U.S. Chemicals: The Luster Returns
Production should grow moderately in 2015 and for the next several years.
After a promising start, the global economy faltered in 2014 because of heightened geopolitical uncertainty, recessions in Brazil, Japan and many European nations, as well as slowdowns in China, some countries in the European Union and elsewhere. So, the manufacturing sector, which represents the primary customer base for chemicals, entered a soft period in 2014, with particular weakness in Europe and East Asia. However, the global industrial cycle is beginning to turn upwards, led by the United States, the United Kingdom and other nations. Moreover, both supportive monetary policy around the world and virtually non-existent inflationary pressures bolster the trend.
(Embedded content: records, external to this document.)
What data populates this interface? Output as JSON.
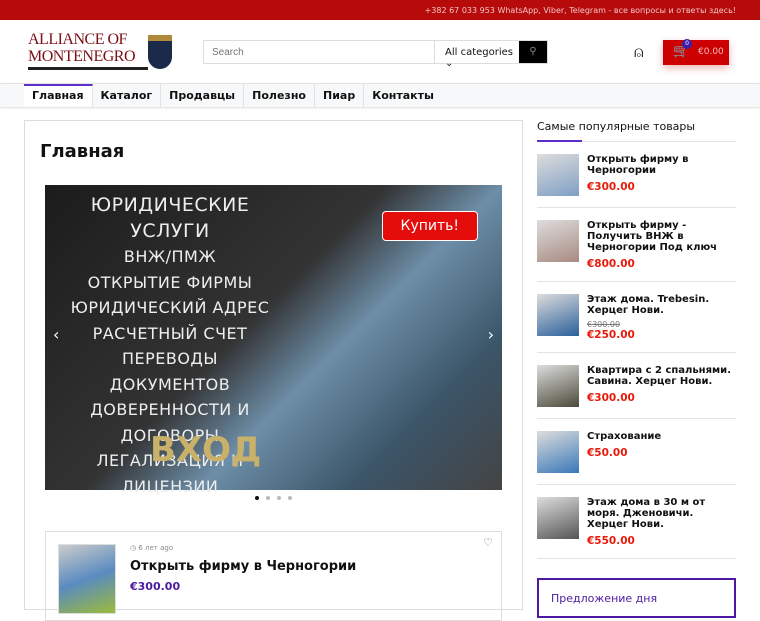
{
  "topbar": {
    "text": "+382 67 033 953 WhatsApp, Viber, Telegram - все вопросы и ответы здесь!"
  },
  "logo": {
    "line1": "ALLIANCE OF",
    "line2": "MONTENEGRO"
  },
  "search": {
    "placeholder": "Search",
    "category": "All categories"
  },
  "cart": {
    "count": "0",
    "total": "€0.00"
  },
  "nav": [
    "Главная",
    "Каталог",
    "Продавцы",
    "Полезно",
    "Пиар",
    "Контакты"
  ],
  "main": {
    "title": "Главная",
    "slider": {
      "lines": [
        "ЮРИДИЧЕСКИЕ УСЛУГИ",
        "ВНЖ/ПМЖ",
        "ОТКРЫТИЕ ФИРМЫ",
        "ЮРИДИЧЕСКИЙ АДРЕС",
        "РАСЧЕТНЫЙ СЧЕТ",
        "ПЕРЕВОДЫ ДОКУМЕНТОВ",
        "ДОВЕРЕННОСТИ И ДОГОВОРЫ",
        "ЛЕГАЛИЗАЦИЯ И ЛИЦЕНЗИИ"
      ],
      "buy": "Купить!",
      "sign": "ВХОД"
    },
    "card": {
      "date": "6 лет ago",
      "title": "Открыть фирму в Черногории",
      "price": "€300.00"
    }
  },
  "sidebar": {
    "title": "Самые популярные товары",
    "items": [
      {
        "name": "Открыть фирму в Черногории",
        "price": "€300.00",
        "color": "#7f9fc4"
      },
      {
        "name": "Открыть фирму - Получить ВНЖ в Черногории Под ключ",
        "price": "€800.00",
        "color": "#a88a80"
      },
      {
        "name": "Этаж дома. Trebesin. Херцег Нови.",
        "old": "€300.00",
        "price": "€250.00",
        "color": "#2a5f9a"
      },
      {
        "name": "Квартира с 2 спальнями. Савина. Херцег Нови.",
        "price": "€300.00",
        "color": "#4a4a3a"
      },
      {
        "name": "Страхование",
        "price": "€50.00",
        "color": "#3a78b8"
      },
      {
        "name": "Этаж дома в 30 м от моря. Дженовичи. Херцег Нови.",
        "price": "€550.00",
        "color": "#555"
      }
    ],
    "deal": "Предложение дня"
  }
}
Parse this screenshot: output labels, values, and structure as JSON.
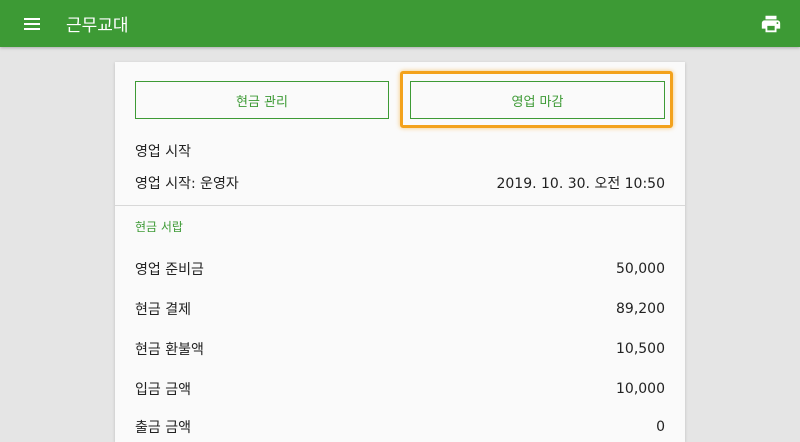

In the United States, the economy is growing but below its potential as high taxes, debt and regulatory burdens still take a toll on both business and consumer confidence. As a result, businesses have been cautious and will slow capital spending in 2015. Furthermore, overseas weakness and a higher dollar dampen U.S. exports. With household deleveraging over, further improvements in the employment situation, lower oil prices fostering discretionary income and asset prices moving higher are prompting consumers to start to spend again. To read more, visit Chemical Processing for more details.